by Joelie Hancock Email
Two years ago I set myself the task of documenting all the institutes we have had in South Australia. Institutes provided our communities, both suburban and rural, with a library, a reading-room and a meeting place — for entertainment, debate and instruction. Originally from the UK in the 1820s, they were called Mechanics’ Institutes. We in South Australia had 440 of them — at least that’s how many I’ve located so far.
The internet has been invaluable in locating them, finding out about them and their towns, and tracking down a photo of each. I’m confident it will eventually help me to make the information I’ve gathered available to others.
Many of the sources I’ve used could well be useful for others in finding out about ancestors, people of interest, halls, schools, towns, organisations such as Lodges, events, churches, War Memorials, and Libraries. Here are my sources:

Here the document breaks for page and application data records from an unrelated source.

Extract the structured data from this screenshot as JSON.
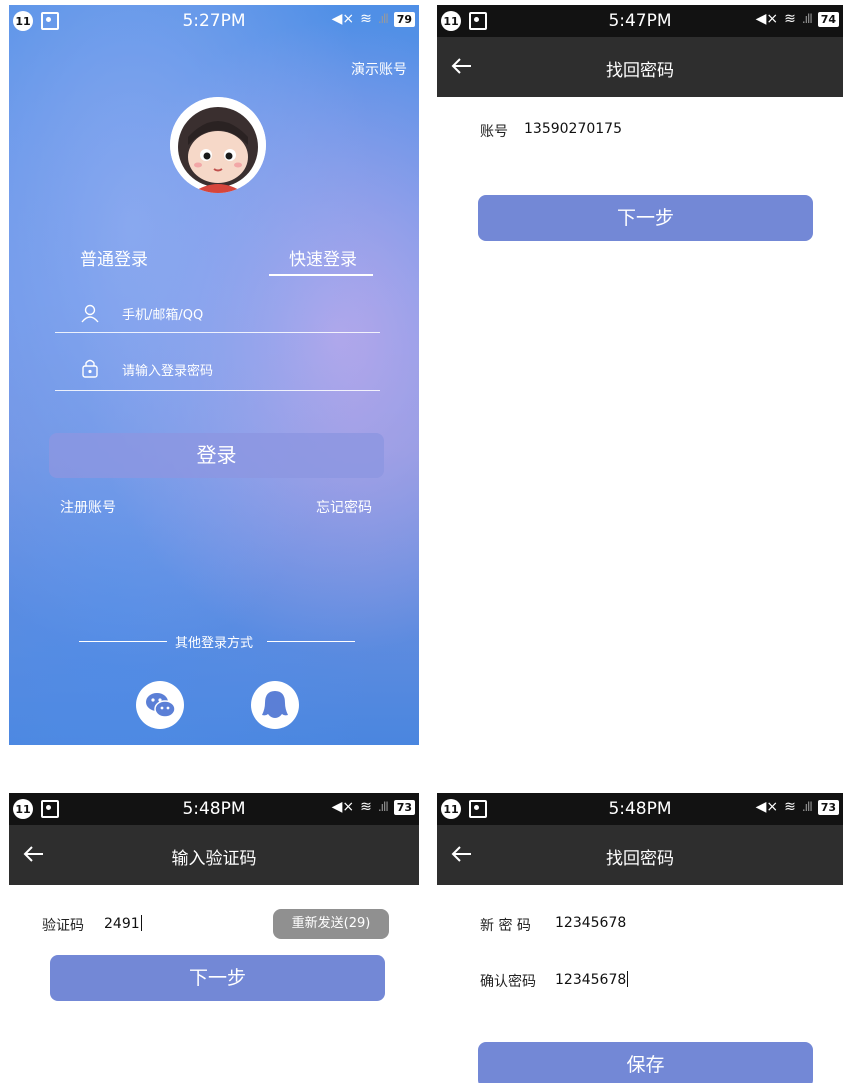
{
  "status_bars": {
    "login": {
      "badge": "11",
      "time": "5:27PM",
      "battery": "79"
    },
    "find_password": {
      "badge": "11",
      "time": "5:47PM",
      "battery": "74"
    },
    "verify_code": {
      "badge": "11",
      "time": "5:48PM",
      "battery": "73"
    },
    "new_password": {
      "badge": "11",
      "time": "5:48PM",
      "battery": "73"
    }
  },
  "login": {
    "demo_account": "演示账号",
    "tab_normal": "普通登录",
    "tab_quick": "快速登录",
    "account_placeholder": "手机/邮箱/QQ",
    "password_placeholder": "请输入登录密码",
    "login_button": "登录",
    "register_link": "注册账号",
    "forgot_link": "忘记密码",
    "other_methods": "其他登录方式"
  },
  "find_password": {
    "title": "找回密码",
    "account_label": "账号",
    "account_value": "13590270175",
    "next_button": "下一步"
  },
  "verify_code": {
    "title": "输入验证码",
    "code_label": "验证码",
    "code_value": "2491",
    "resend_button": "重新发送(29)",
    "next_button": "下一步"
  },
  "new_password": {
    "title": "找回密码",
    "new_label": "新 密 码",
    "new_value": "12345678",
    "confirm_label": "确认密码",
    "confirm_value": "12345678",
    "save_button": "保存"
  },
  "colors": {
    "top_bar": "#2e2e2e",
    "status_bar": "#121212",
    "primary_button": "#7388d6",
    "resend_button": "#909090"
  }
}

Trove: ‘Newspapers Advanced Search’ in Trove gives me access to digitised versions of all Australian newspapers up to 1959. I select South Australia, type in eg ‘Goolwa Institute’, if I want I select a decade, then look for items of interest, which I can then click to open.
Mechanics’ Institutes of Victoria Inc: This organisation has been diligently collecting materials and information about Victoria’s institutes for decades and has led me to books, newsletters, helpful people, SA information, and even a conference.

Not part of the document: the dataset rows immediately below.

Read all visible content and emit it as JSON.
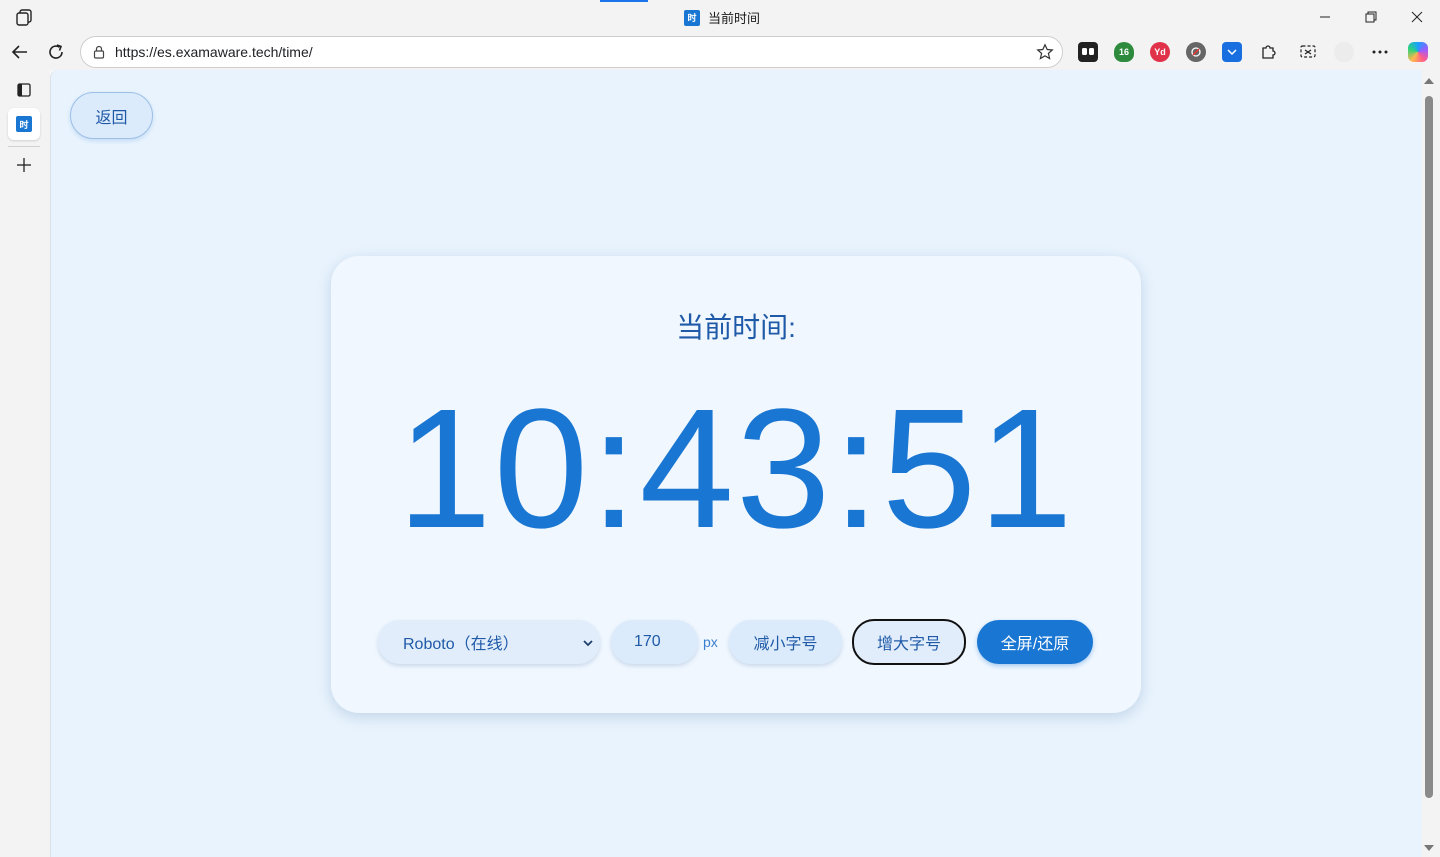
{
  "browser": {
    "tab_title": "当前时间",
    "favicon_text": "时",
    "url": "https://es.examaware.tech/time/",
    "window_controls": [
      "minimize-icon",
      "restore-icon",
      "close-icon"
    ],
    "extensions": [
      {
        "name": "reading-list-icon",
        "color": "#222222",
        "text": ""
      },
      {
        "name": "shield-badge-icon",
        "color": "#2e8b3e",
        "text": "16"
      },
      {
        "name": "red-ext-icon",
        "color": "#e0334a",
        "text": "Yd"
      },
      {
        "name": "blocked-ext-icon",
        "color": "#555555",
        "text": ""
      },
      {
        "name": "blue-ext-icon",
        "color": "#1a6fe0",
        "text": ""
      },
      {
        "name": "extensions-puzzle-icon",
        "color": "#222222",
        "text": ""
      },
      {
        "name": "screenshot-icon",
        "color": "#222222",
        "text": ""
      }
    ]
  },
  "page": {
    "back_label": "返回",
    "heading": "当前时间:",
    "time": "10:43:51",
    "font_select_value": "Roboto（在线）",
    "font_size_value": "170",
    "font_size_unit": "px",
    "decrease_label": "减小字号",
    "increase_label": "增大字号",
    "fullscreen_label": "全屏/还原"
  },
  "colors": {
    "accent": "#1976d2",
    "page_bg": "#e8f3fd",
    "card_bg": "#f0f7ff"
  }
}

State Library of SA: The catalogue has books about towns that include information on Institutes, to photographs of Institute buildings with information attached, and the South Australian Institutes Journal. I view the photos at home; and read the others in the library.
I am careful to check and record the information with each photo.
Local Library: Libraries SA Onecard catalogue online has turned up many histories of SA towns which I reserve online. Sometimes I can only read a selected book at a particular library, but at least I know which to go for it.
State Records SA online has led me to records of all SA’s early Institutes as well as an index to the Institutes reported on in the Institute Association’s journal from 1900. To read the journals I need to reserve them online and read them at the Gepps Cross Research Centre.
Historical Societies and Councils: I Google the name of a town to locate a contact. My emailed questions have always received a reply – promptly and generously. Of course I explain my interest and don’t ask for too much.
Monument Australia: monumentaustralia.org.au Currently it has 34,124 monuments recorded, with photos and information about Memorial Halls, which were often Institutes.
Wikipedia: for the location and brief descriptions of particular towns and suburbs.
flickr: a site with photographer contributions. I Google eg, ‘Glossop Institute photo’ and up comes a stream of flickr photos to search through. Some flickr photographers specialise in old SA buildings, and I now receive by email new photos from selected photographers.
Google Earth: Download the free app, type in an address, then manoeuvre the arrows to locate, then to get a good view of the building. You can then take a screen photo of a by holding (Mac) Command with Shift then tap 4 or (Windows) Windows key + Shift + S. You then shape the frame around the building by pulling the shape. Lift your right finger and the photo will appear on your screen. Take care to name and file it.
Sands and McDougall online for addresses of SA homes and businesses, 1864–1899 and 1900–1973. Access through the State Library’s online resources: guides.slsa.sa.gov.au then select ‘Postal directories and almanacs’. Searching the directories takes time but can turn up some gems.
Local Government Association SA: lga.sa.gov.au SA Councils listed alphabetically by Susan Marsden can sort out the many Council boundary changes up to 1936.
Flinders Ranges Research:
I came across this site by Googling ‘Georgetown History’. Similar requests will often bring up length historical research of towns and buildings. Link
Exploring computer programs: Google your interest, eg, ‘Free websites’ and you’ll find many options. Explore these with your needs in mind eg, Includes footnotes, 440 entries. You need patience, so that’s a job for Ken, my husband.
John Travers: John is an invaluable and patient resource for Adelaide U3A members and has a passion for communication technologies.
I am sure there’s much more for me to discover and to learn. Do remember to thoroughly record your sources – finding them again can be such a time waster.